BEMIDJI -- Supporters of the planned shooting sports park northwest of Bemidji are on the home stretch of fundraising needed to build the facility.

The $1.75 million Northland Regional Shooting Sports Park is planned to take up about 200 acres of the 360-acre Northland Regional Sports Park.

Bob Naylor, a member of the Northland Regional Shooting Sports Fund Advisory Committee, on Monday said the project has raised about $1.1 million, leaving about $650,000 to go.

"Our immediate goal is to raise about $300,000 or $400,000, so we can get the project going," Naylor said. "That's dependent on ... the will and the ability of the people to step forward and contribute."

Costs of the project may vary depending on contractor bids, he cautioned.

Construction might begin after the spring thaw in 2015, but the start date is contingent on whether enough funds are raised in time, Naylor said.

Rifle, pistol, and archery ranges are all planned for the facility, as well as trap and skeet ranges for shotgun users. The facility idea has been in the works for nearly a quarter of a century, since what is now the Headwaters Shooting Sports Association was formed in the early 1990s.

Besides regular shooters, the ranges will also host law enforcement training and the Bemidji High School Trap Team. The Bemidji Area Shooters Association, which consists of rifle and pistol enthusiasts, will collaborate with the Bemidji Trap and Skeet Club, which consists of shotgun users, to operate the park. Naylor said introductory safety courses are planned to be available for youth, possibly through community education.

Naylor said shooting sports "equalize everybody," in that a broad variety of people can take part: young, old, able, disabled.

"You don't have to be the fastest, the biggest, the strongest," he said. "Anybody can shoot ... and they do."

Ken Stone, another park supporter, said the potential facility gives new opportunities to non-landowners and people from urban areas, who might otherwise not be able to shoot.

"There's all kinds of people who can't even sight their deer rifles anymore," he said. "It's a huge effort here, for all of us involved ... it's something worth having in the community."

The future park site is leased from Beltrami County, which has also contributed funding for the project. Naylor said a specific user fee structure has not been set up yet, but the fees would be comparable to other area ranges. Due to liability concerns, the facility will likely require its users to bring their own weapons rather than providing "loaner" guns, he said.

Plans call for the ranges to be staffed with a combination of paid and volunteer workers, about two to six people for the rifle and pistol ranges and six to 12 for the shotgun area, Naylor said. The number of staffers will vary depending on demand, he said.

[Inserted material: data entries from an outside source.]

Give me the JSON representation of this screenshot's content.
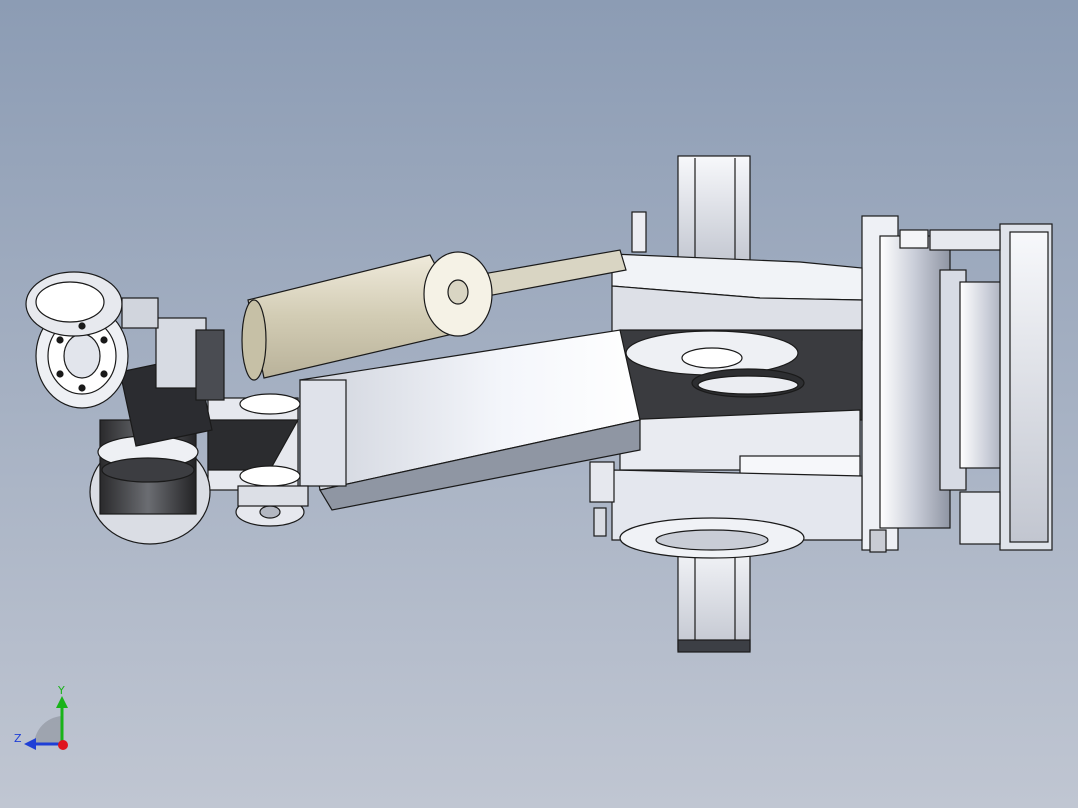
{
  "viewport": {
    "background_top": "#8c9cb4",
    "background_bottom": "#c0c6d2"
  },
  "model": {
    "body_color": "#e6e8ef",
    "cylinder_color": "#d9d4c0",
    "outline_color": "#1a1a1a",
    "accent_red": "#c0262e"
  },
  "triad": {
    "y_label": "Y",
    "z_label": "Z",
    "y_color": "#19b319",
    "z_color": "#1f3fd6",
    "x_color": "#e0141e"
  }
}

The George W. Neilson Foundation has both donated to the potential park and set up a fund for other supporters as well. To contribute, visit www.nwmf.org and search for the Northland Regional Shooting Sports Fund under the list of created funds.